What is being asked: Reproduce the entries word for word, and omit any picture you find in them.

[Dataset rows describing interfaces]
┌──
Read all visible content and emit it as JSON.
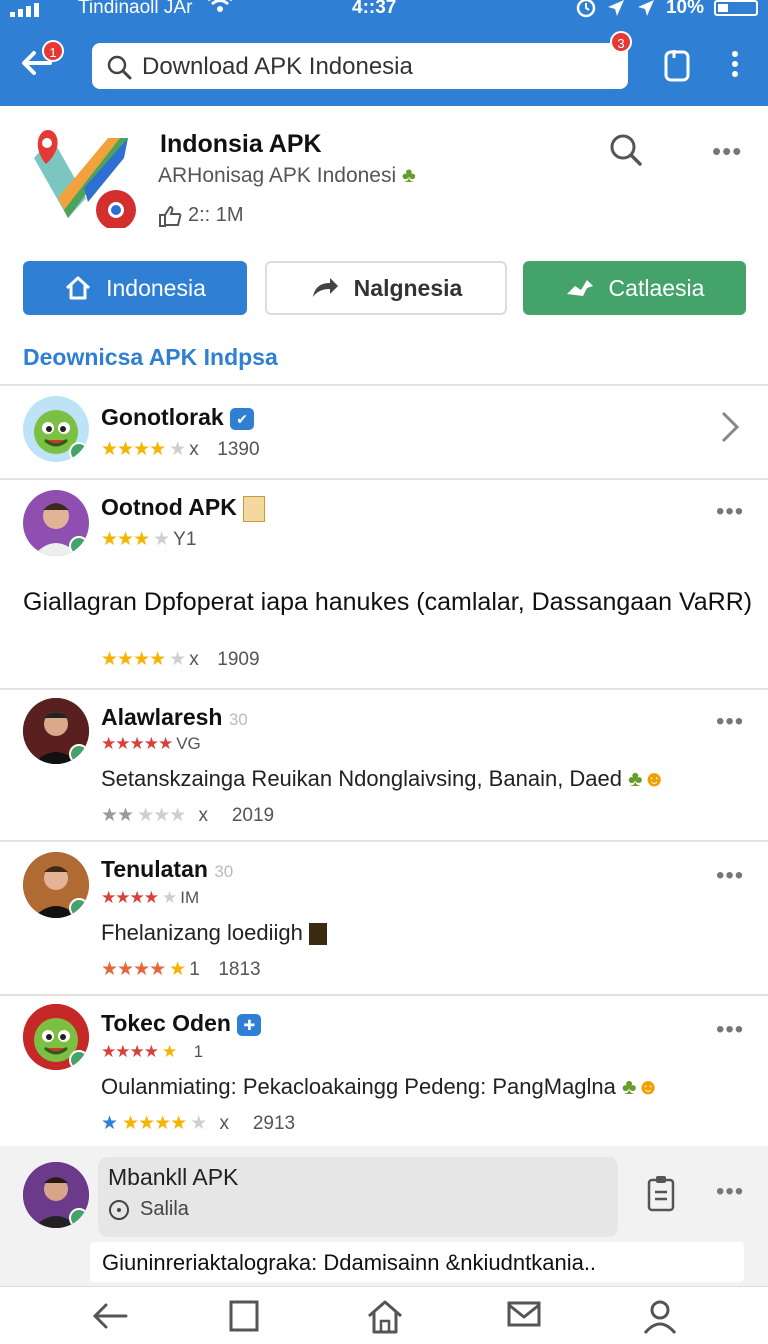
{
  "status": {
    "carrier": "Tindinaoll JAr",
    "time": "4::37",
    "battery": "10%"
  },
  "appbar": {
    "back_badge": "1",
    "search_query": "Download APK Indonesia",
    "search_badge": "3"
  },
  "app": {
    "title": "Indonsia APK",
    "subtitle": "ARHonisag APK Indonesi",
    "meta": "2:: 1M"
  },
  "buttons": {
    "primary": "Indonesia",
    "secondary": "Nalgnesia",
    "tertiary": "Catlaesia"
  },
  "section_title": "Deownicsa APK Indpsa",
  "items": [
    {
      "name": "Gonotlorak",
      "rating_suffix": "x",
      "count": "1390"
    },
    {
      "name": "Ootnod APK",
      "rating_suffix": "Y1",
      "count": ""
    },
    {
      "desc": "Giallagran Dpfoperat iapa hanukes (camlalar, Dassangaan VaRR)",
      "rating_suffix": "x",
      "count": "1909"
    },
    {
      "name": "Alawlaresh",
      "tag": "30",
      "rating_suffix": "VG",
      "desc": "Setanskzainga Reuikan Ndonglaivsing, Banain, Daed",
      "count": "2019",
      "count_prefix": "x"
    },
    {
      "name": "Tenulatan",
      "tag": "30",
      "rating_suffix": "IM",
      "desc": "Fhelanizang loediigh",
      "count": "1813",
      "count_prefix": "1"
    },
    {
      "name": "Tokec Oden",
      "rating_suffix": "1",
      "desc": "Oulanmiating: Pekacloakaingg Pedeng: PangMaglna",
      "count": "2913",
      "count_prefix": "x"
    }
  ],
  "bottom": {
    "name": "Mbankll APK",
    "sub": "Salila",
    "desc": "Giuninreriaktalograka: Ddamisainn &nkiudntkania.."
  },
  "colors": {
    "primary": "#2f7fd4",
    "green": "#43a36a",
    "star": "#f5b400",
    "star_red": "#d8423a"
  }
}
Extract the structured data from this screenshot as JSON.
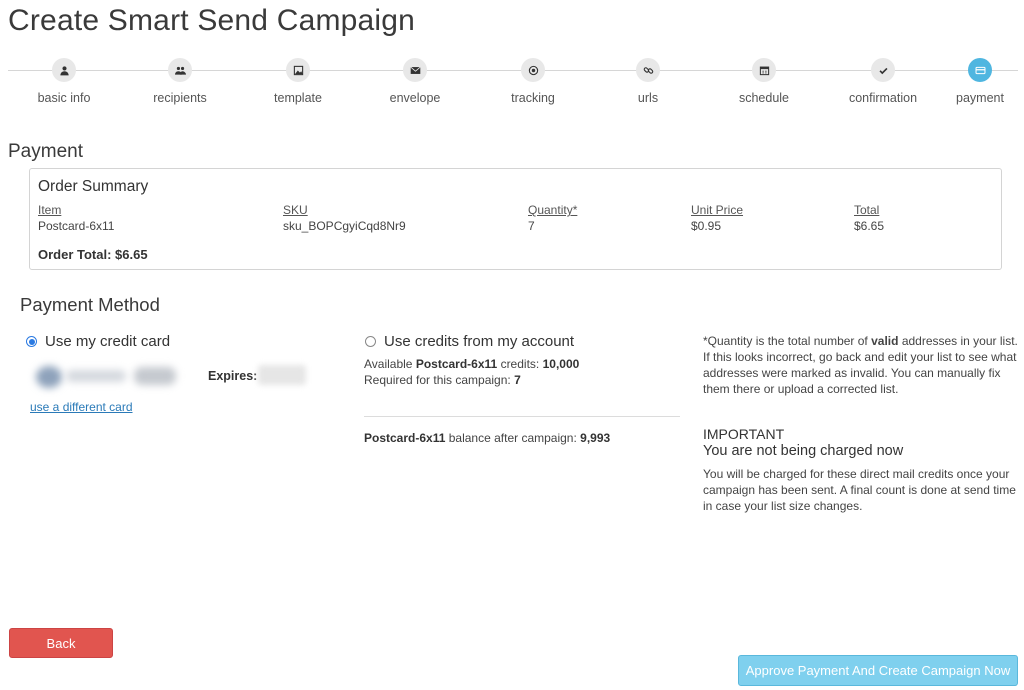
{
  "page": {
    "title": "Create Smart Send Campaign"
  },
  "stepper": {
    "steps": [
      {
        "label": "basic info",
        "icon": "user-icon"
      },
      {
        "label": "recipients",
        "icon": "users-icon"
      },
      {
        "label": "template",
        "icon": "image-icon"
      },
      {
        "label": "envelope",
        "icon": "envelope-icon"
      },
      {
        "label": "tracking",
        "icon": "target-icon"
      },
      {
        "label": "urls",
        "icon": "link-icon"
      },
      {
        "label": "schedule",
        "icon": "calendar-icon"
      },
      {
        "label": "confirmation",
        "icon": "check-icon"
      },
      {
        "label": "payment",
        "icon": "credit-card-icon"
      }
    ],
    "active_step": "payment",
    "active_color": "#4fb6e0"
  },
  "payment": {
    "title": "Payment",
    "order_summary": {
      "title": "Order Summary",
      "columns": [
        "Item",
        "SKU",
        "Quantity*",
        "Unit Price",
        "Total"
      ],
      "row": [
        "Postcard-6x11",
        "sku_BOPCgyiCqd8Nr9",
        "7",
        "$0.95",
        "$6.65"
      ],
      "order_total_label": "Order Total: $6.65"
    }
  },
  "payment_method": {
    "title": "Payment Method",
    "credit_card": {
      "label": "Use my credit card",
      "selected": true,
      "expires_label": "Expires:",
      "different_card_link": "use a different card"
    },
    "credits": {
      "label": "Use credits from my account",
      "selected": false,
      "available_prefix": "Available",
      "product": "Postcard-6x11",
      "available_mid": "credits:",
      "available_value": "10,000",
      "required_prefix": "Required for this campaign:",
      "required_value": "7",
      "balance_product": "Postcard-6x11",
      "balance_label": "balance after campaign:",
      "balance_value": "9,993"
    },
    "note": {
      "part1": "*Quantity is the total number of",
      "bold": "valid",
      "part2": "addresses in your list. If this looks incorrect, go back and edit your list to see what addresses were marked as invalid. You can manually fix them there or upload a corrected list."
    },
    "important": {
      "heading": "IMPORTANT",
      "subheading": "You are not being charged now",
      "text": "You will be charged for these direct mail credits once your campaign has been sent. A final count is done at send time in case your list size changes."
    }
  },
  "buttons": {
    "back": "Back",
    "back_color": "#e1554f",
    "approve": "Approve Payment And Create Campaign Now",
    "approve_color": "#7fd0ee"
  }
}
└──
Response to the exercise:
Read all visible content and emit it as JSON.
{
  "status": {
    "carrier": "Tindinaoll JAr",
    "time": "4::37",
    "battery": "10%"
  },
  "appbar": {
    "back_badge": "1",
    "search_query": "Download APK Indonesia",
    "search_badge": "3"
  },
  "app": {
    "title": "Indonsia APK",
    "subtitle": "ARHonisag APK Indonesi",
    "meta": "2:: 1M"
  },
  "buttons": {
    "primary": "Indonesia",
    "secondary": "Nalgnesia",
    "tertiary": "Catlaesia"
  },
  "section_title": "Deownicsa APK Indpsa",
  "items": [
    {
      "name": "Gonotlorak",
      "rating_suffix": "x",
      "count": "1390"
    },
    {
      "name": "Ootnod APK",
      "rating_suffix": "Y1",
      "count": ""
    },
    {
      "desc": "Giallagran Dpfoperat iapa hanukes (camlalar, Dassangaan VaRR)",
      "rating_suffix": "x",
      "count": "1909"
    },
    {
      "name": "Alawlaresh",
      "tag": "30",
      "rating_suffix": "VG",
      "desc": "Setanskzainga Reuikan Ndonglaivsing, Banain, Daed",
      "count": "2019",
      "count_prefix": "x"
    },
    {
      "name": "Tenulatan",
      "tag": "30",
      "rating_suffix": "IM",
      "desc": "Fhelanizang loediigh",
      "count": "1813",
      "count_prefix": "1"
    },
    {
      "name": "Tokec Oden",
      "rating_suffix": "1",
      "desc": "Oulanmiating: Pekacloakaingg Pedeng: PangMaglna",
      "count": "2913",
      "count_prefix": "x"
    }
  ],
  "bottom": {
    "name": "Mbankll APK",
    "sub": "Salila",
    "desc": "Giuninreriaktalograka: Ddamisainn &nkiudntkania.."
  },
  "colors": {
    "primary": "#2f7fd4",
    "green": "#43a36a",
    "star": "#f5b400",
    "star_red": "#d8423a"
  }
}
Extract the structured data from this screenshot as JSON.
{
  "page": {
    "title": "Create Smart Send Campaign"
  },
  "stepper": {
    "steps": [
      {
        "label": "basic info",
        "icon": "user-icon"
      },
      {
        "label": "recipients",
        "icon": "users-icon"
      },
      {
        "label": "template",
        "icon": "image-icon"
      },
      {
        "label": "envelope",
        "icon": "envelope-icon"
      },
      {
        "label": "tracking",
        "icon": "target-icon"
      },
      {
        "label": "urls",
        "icon": "link-icon"
      },
      {
        "label": "schedule",
        "icon": "calendar-icon"
      },
      {
        "label": "confirmation",
        "icon": "check-icon"
      },
      {
        "label": "payment",
        "icon": "credit-card-icon"
      }
    ],
    "active_step": "payment",
    "active_color": "#4fb6e0"
  },
  "payment": {
    "title": "Payment",
    "order_summary": {
      "title": "Order Summary",
      "columns": [
        "Item",
        "SKU",
        "Quantity*",
        "Unit Price",
        "Total"
      ],
      "row": [
        "Postcard-6x11",
        "sku_BOPCgyiCqd8Nr9",
        "7",
        "$0.95",
        "$6.65"
      ],
      "order_total_label": "Order Total: $6.65"
    }
  },
  "payment_method": {
    "title": "Payment Method",
    "credit_card": {
      "label": "Use my credit card",
      "selected": true,
      "expires_label": "Expires:",
      "different_card_link": "use a different card"
    },
    "credits": {
      "label": "Use credits from my account",
      "selected": false,
      "available_prefix": "Available",
      "product": "Postcard-6x11",
      "available_mid": "credits:",
      "available_value": "10,000",
      "required_prefix": "Required for this campaign:",
      "required_value": "7",
      "balance_product": "Postcard-6x11",
      "balance_label": "balance after campaign:",
      "balance_value": "9,993"
    },
    "note": {
      "part1": "*Quantity is the total number of",
      "bold": "valid",
      "part2": "addresses in your list. If this looks incorrect, go back and edit your list to see what addresses were marked as invalid. You can manually fix them there or upload a corrected list."
    },
    "important": {
      "heading": "IMPORTANT",
      "subheading": "You are not being charged now",
      "text": "You will be charged for these direct mail credits once your campaign has been sent. A final count is done at send time in case your list size changes."
    }
  },
  "buttons": {
    "back": "Back",
    "back_color": "#e1554f",
    "approve": "Approve Payment And Create Campaign Now",
    "approve_color": "#7fd0ee"
  }
}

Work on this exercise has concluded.